WORK REQUEST — Your job is to copy the lines from the material that include "label".

━━━━━━━━━━

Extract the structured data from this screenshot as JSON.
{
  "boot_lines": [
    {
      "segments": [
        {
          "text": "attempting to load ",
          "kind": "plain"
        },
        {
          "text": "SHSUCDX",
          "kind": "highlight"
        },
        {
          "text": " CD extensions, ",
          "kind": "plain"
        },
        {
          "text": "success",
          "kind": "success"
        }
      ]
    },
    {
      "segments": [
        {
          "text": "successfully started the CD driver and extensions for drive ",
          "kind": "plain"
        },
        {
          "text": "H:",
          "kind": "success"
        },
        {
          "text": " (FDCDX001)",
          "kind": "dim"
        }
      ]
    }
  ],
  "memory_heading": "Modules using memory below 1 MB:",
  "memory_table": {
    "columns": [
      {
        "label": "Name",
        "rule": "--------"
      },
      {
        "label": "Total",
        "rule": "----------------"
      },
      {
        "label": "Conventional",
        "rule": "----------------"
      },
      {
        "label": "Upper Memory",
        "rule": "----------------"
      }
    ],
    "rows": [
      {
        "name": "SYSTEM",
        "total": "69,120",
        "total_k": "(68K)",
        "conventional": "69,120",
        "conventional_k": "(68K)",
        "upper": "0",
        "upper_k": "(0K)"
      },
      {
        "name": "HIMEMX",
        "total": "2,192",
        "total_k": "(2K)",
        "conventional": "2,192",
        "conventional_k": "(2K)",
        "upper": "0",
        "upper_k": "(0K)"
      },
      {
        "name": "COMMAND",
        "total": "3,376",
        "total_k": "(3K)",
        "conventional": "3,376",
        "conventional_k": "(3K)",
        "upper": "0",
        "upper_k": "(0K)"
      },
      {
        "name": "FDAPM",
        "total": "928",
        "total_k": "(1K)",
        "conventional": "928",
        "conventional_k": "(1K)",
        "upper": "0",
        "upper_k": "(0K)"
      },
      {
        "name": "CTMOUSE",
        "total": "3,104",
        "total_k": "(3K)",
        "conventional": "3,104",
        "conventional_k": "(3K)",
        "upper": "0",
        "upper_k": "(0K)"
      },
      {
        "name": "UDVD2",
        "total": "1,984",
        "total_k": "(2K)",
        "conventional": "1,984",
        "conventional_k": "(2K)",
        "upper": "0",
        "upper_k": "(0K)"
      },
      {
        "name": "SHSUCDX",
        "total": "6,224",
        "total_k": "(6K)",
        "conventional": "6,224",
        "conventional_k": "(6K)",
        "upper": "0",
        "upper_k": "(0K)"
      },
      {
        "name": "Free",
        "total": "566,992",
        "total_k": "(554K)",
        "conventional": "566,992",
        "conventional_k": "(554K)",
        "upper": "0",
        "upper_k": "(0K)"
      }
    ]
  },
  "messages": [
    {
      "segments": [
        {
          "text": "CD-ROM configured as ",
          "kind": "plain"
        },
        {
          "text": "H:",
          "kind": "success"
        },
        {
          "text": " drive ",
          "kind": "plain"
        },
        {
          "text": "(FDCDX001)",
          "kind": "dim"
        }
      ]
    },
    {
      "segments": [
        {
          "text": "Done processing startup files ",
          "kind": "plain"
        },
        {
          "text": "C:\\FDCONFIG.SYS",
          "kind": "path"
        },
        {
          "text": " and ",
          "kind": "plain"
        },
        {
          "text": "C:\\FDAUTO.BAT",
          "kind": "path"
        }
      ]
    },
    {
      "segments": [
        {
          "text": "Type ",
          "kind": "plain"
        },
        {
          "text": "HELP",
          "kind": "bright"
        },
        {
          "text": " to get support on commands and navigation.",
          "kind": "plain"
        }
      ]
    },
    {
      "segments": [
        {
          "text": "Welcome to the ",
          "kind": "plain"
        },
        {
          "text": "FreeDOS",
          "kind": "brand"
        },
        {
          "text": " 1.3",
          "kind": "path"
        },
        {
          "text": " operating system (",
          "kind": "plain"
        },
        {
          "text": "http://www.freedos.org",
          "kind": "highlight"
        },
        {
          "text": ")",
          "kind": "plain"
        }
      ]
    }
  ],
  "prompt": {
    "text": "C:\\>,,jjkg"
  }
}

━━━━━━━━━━

WRITTEN RESPONSE —
        "label": "Name",
        "label": "Total",
        "label": "Conventional",
        "label": "Upper Memory",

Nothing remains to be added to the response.